§ PROMPT
Among the records below, which lines contain the string "JSON"? Report them.
[[ PROVIDED RECORDS open ]]
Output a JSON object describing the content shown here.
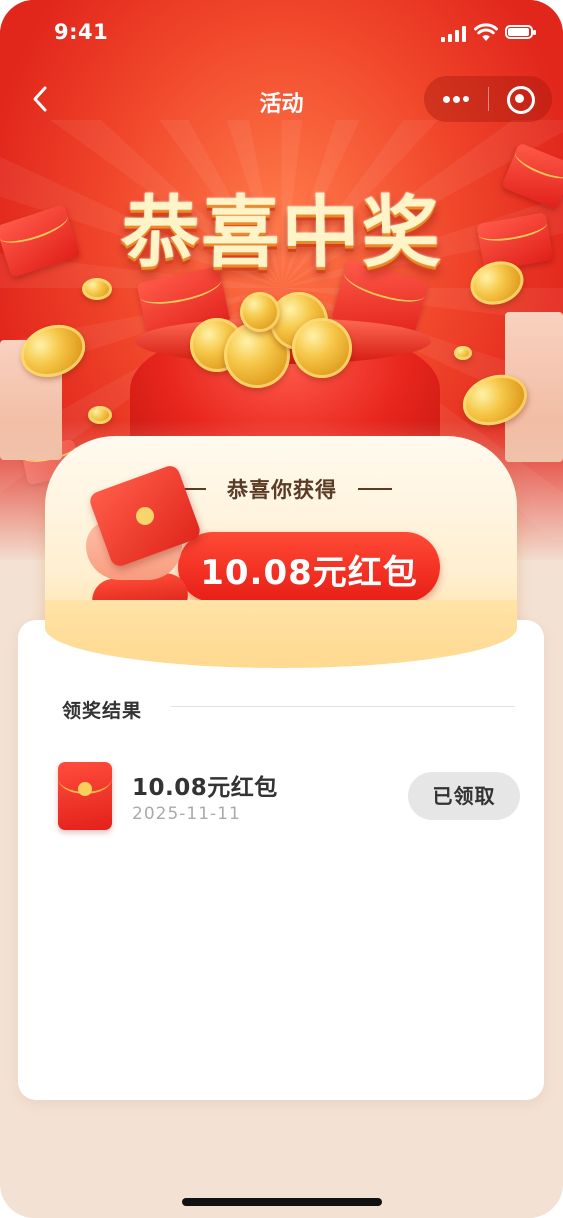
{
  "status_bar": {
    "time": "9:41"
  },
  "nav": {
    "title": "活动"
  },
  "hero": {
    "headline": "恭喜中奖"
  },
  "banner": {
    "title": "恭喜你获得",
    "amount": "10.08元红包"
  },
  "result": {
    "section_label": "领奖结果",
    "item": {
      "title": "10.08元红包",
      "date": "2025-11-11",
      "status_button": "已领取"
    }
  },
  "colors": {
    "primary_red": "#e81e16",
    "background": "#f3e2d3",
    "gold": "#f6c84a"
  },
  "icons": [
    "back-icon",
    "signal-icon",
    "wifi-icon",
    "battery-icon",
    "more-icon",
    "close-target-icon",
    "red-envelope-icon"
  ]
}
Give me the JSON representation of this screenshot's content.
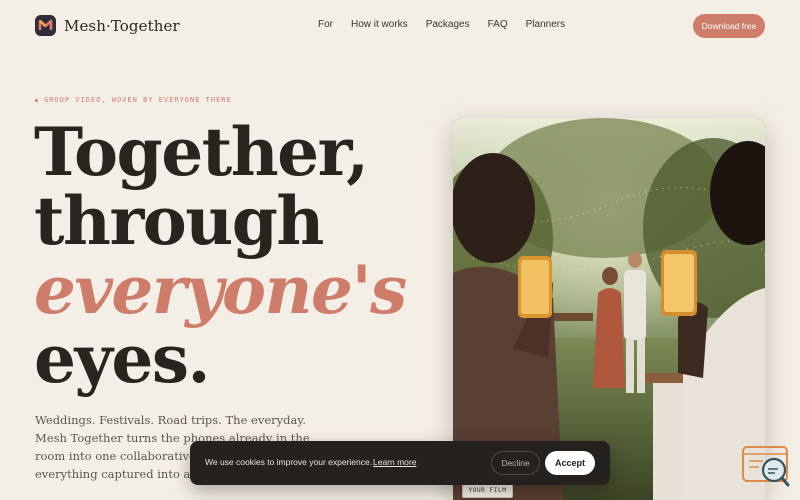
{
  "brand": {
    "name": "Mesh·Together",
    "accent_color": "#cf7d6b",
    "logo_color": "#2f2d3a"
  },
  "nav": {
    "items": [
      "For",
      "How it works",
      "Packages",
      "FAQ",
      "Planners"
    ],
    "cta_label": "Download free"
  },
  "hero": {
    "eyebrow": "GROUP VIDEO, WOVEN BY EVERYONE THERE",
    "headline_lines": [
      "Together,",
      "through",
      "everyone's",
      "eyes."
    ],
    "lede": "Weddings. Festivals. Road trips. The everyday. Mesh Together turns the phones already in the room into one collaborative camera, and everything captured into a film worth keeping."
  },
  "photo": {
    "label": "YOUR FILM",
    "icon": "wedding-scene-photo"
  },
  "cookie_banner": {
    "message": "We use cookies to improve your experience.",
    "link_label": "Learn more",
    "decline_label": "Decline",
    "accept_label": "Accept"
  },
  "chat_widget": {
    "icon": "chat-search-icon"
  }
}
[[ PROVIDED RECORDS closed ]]
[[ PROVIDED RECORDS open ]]
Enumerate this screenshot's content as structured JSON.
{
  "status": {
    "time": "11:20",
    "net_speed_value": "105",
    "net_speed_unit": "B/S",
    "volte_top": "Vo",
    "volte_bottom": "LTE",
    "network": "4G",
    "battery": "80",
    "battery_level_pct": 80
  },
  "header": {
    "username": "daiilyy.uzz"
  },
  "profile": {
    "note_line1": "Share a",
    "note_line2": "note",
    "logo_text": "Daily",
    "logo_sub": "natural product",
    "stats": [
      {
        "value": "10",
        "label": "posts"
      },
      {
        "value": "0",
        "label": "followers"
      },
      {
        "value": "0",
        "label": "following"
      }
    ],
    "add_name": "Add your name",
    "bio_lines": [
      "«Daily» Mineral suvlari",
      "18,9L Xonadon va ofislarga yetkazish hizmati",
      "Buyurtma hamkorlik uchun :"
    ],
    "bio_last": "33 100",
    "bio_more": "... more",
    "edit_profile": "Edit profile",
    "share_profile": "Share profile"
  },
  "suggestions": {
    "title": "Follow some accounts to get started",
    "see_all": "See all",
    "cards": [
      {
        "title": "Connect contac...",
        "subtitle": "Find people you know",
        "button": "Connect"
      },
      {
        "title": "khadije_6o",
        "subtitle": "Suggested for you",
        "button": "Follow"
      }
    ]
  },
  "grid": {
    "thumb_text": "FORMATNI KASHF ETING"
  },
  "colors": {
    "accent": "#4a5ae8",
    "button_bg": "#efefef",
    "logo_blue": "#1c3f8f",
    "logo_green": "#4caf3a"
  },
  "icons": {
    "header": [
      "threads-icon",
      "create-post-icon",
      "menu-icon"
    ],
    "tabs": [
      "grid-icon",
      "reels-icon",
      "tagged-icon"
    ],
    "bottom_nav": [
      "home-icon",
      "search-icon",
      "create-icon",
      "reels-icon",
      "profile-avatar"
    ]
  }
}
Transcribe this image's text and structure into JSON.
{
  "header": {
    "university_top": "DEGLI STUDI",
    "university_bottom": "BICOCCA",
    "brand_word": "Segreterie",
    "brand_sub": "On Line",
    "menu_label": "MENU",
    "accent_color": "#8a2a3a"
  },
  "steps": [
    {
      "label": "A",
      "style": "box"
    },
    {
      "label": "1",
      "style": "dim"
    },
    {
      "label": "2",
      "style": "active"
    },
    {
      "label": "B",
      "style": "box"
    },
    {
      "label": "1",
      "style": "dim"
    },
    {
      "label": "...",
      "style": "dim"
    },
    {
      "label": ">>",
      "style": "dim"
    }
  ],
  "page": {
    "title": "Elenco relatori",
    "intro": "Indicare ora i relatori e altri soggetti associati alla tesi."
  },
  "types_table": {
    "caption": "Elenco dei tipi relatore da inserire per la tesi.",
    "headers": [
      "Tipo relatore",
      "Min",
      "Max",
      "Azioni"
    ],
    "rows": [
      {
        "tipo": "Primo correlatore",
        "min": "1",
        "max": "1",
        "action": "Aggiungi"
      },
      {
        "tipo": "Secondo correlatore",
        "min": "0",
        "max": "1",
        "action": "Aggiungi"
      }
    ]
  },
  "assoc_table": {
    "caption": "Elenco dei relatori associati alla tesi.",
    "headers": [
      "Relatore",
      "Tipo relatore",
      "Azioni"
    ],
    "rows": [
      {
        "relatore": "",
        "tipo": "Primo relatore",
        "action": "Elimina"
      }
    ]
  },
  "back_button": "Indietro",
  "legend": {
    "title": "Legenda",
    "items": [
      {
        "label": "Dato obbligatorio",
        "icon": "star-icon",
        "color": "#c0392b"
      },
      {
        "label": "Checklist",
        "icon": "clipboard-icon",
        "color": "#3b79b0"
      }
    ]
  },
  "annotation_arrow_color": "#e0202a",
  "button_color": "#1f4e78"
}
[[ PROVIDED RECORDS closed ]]
§ FINAL ANSWER
Output a JSON object describing the content shown here.
Give me the JSON representation of this screenshot's content.
Enumerate this screenshot's content as structured JSON.
Transcribe this image's text and structure into JSON.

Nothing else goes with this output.